→ Task brief
All entries must be repeated exactly; do not include the pictures.

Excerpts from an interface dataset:
********************
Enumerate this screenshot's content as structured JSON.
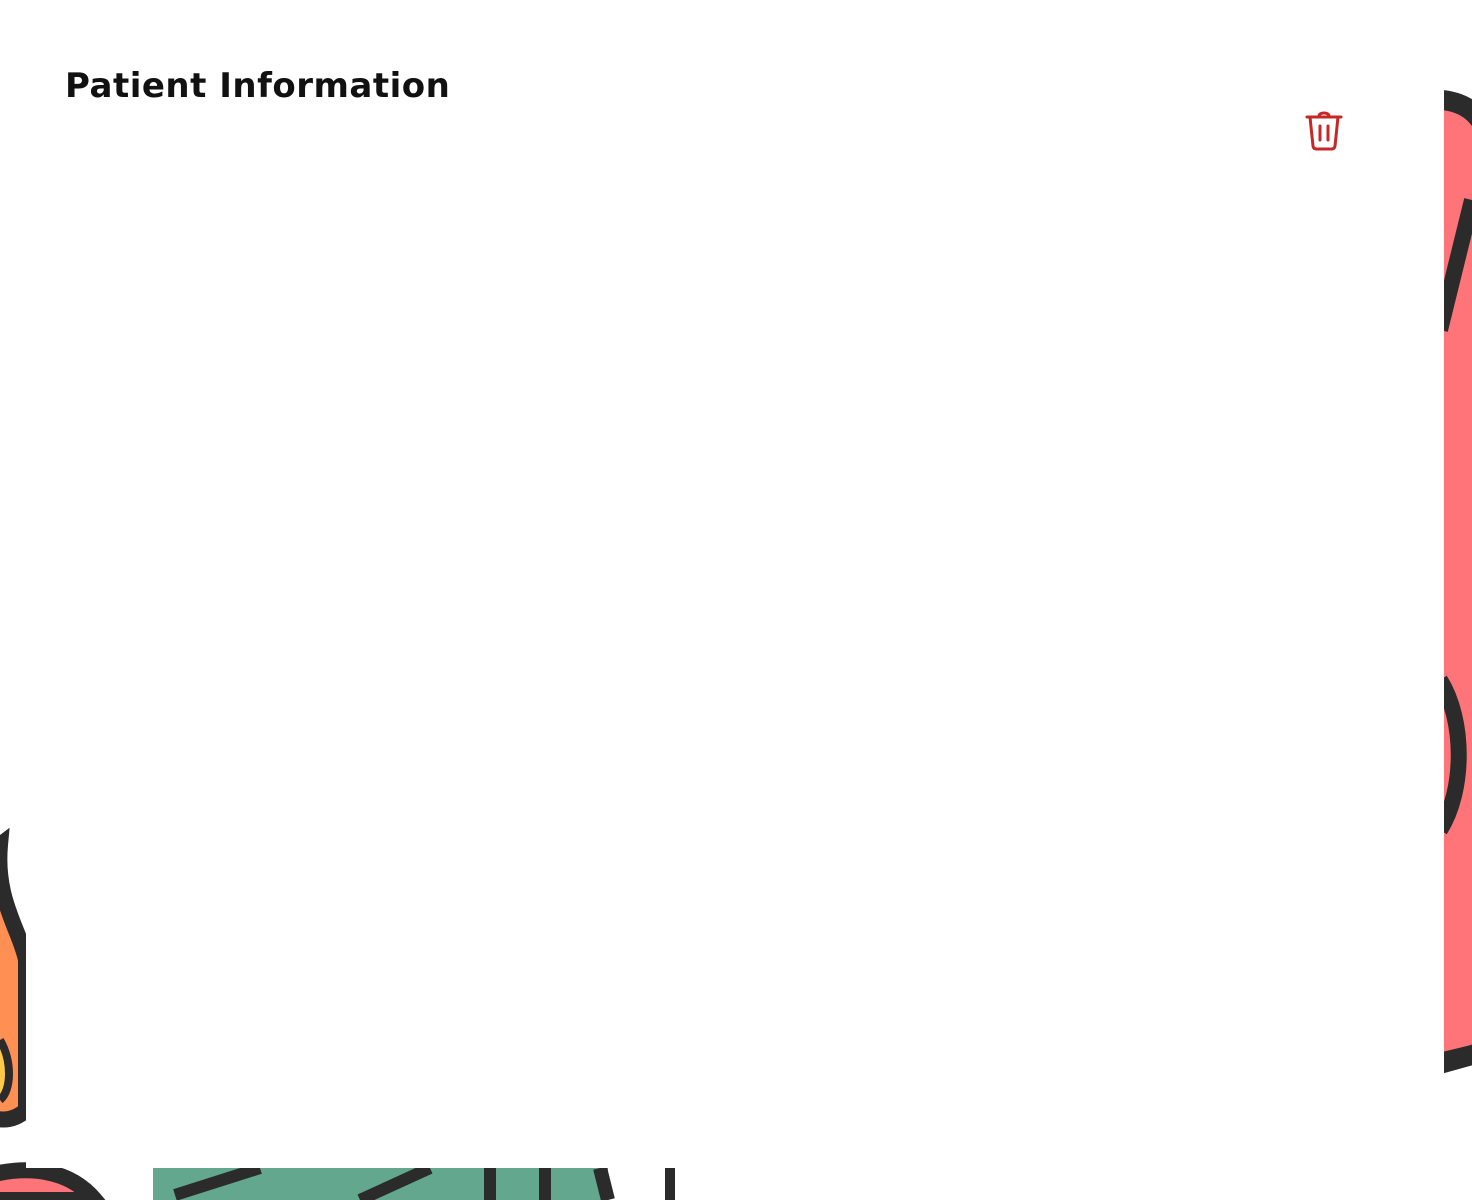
{
  "header": {
    "title": "Patient Information"
  },
  "actions": {
    "delete_icon": "trash-icon"
  },
  "colors": {
    "delete_accent": "#c62828",
    "art_pink": "#ff7479",
    "art_orange": "#ff8f52",
    "art_yellow": "#ffc94a",
    "art_green": "#62a78e",
    "art_outline": "#2b2b2b"
  }
}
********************
→ Task output
Enumerate this screenshot's content as structured JSON.
{
  "header": {
    "title": "Patient Information"
  },
  "actions": {
    "delete_icon": "trash-icon"
  },
  "colors": {
    "delete_accent": "#c62828",
    "art_pink": "#ff7479",
    "art_orange": "#ff8f52",
    "art_yellow": "#ffc94a",
    "art_green": "#62a78e",
    "art_outline": "#2b2b2b"
  }
}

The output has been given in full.